§ **Records shown**
****************

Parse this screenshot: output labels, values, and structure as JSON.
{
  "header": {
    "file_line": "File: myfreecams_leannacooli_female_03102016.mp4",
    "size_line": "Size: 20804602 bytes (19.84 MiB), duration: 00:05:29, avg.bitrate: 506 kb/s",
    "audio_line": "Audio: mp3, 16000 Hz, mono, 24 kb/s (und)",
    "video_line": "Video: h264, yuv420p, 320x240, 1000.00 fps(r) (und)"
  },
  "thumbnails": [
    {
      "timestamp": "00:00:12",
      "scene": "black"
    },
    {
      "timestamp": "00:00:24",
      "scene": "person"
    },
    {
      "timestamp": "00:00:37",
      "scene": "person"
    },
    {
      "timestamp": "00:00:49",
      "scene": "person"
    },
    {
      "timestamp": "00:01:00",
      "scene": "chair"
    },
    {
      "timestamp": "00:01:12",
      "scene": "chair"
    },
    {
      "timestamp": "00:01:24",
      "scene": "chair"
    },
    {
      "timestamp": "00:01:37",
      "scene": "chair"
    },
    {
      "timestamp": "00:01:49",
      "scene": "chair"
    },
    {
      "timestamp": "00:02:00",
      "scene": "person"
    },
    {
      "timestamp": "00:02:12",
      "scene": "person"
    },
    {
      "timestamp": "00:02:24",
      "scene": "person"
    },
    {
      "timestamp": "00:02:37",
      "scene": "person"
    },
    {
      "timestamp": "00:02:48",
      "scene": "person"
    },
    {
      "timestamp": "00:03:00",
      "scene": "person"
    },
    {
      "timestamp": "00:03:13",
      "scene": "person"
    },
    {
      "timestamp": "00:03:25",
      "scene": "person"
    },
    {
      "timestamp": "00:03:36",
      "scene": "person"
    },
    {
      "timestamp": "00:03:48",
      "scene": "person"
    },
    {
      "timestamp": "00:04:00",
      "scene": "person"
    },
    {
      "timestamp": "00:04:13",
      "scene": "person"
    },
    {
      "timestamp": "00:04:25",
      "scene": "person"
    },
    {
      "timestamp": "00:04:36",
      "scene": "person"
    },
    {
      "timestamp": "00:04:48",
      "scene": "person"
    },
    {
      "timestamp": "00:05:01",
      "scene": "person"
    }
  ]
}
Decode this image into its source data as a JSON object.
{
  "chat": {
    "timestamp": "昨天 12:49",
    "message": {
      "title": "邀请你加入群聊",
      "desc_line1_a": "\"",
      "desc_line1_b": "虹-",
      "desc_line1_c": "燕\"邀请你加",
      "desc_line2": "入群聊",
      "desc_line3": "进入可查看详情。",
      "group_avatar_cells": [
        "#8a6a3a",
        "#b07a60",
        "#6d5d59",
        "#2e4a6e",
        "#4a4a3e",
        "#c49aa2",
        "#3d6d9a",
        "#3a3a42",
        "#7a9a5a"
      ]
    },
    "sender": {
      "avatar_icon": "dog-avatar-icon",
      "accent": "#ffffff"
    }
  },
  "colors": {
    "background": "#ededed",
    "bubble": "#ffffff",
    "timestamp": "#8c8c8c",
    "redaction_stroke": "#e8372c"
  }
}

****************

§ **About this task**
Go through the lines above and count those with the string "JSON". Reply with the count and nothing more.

§ **Answer for this exercise**
2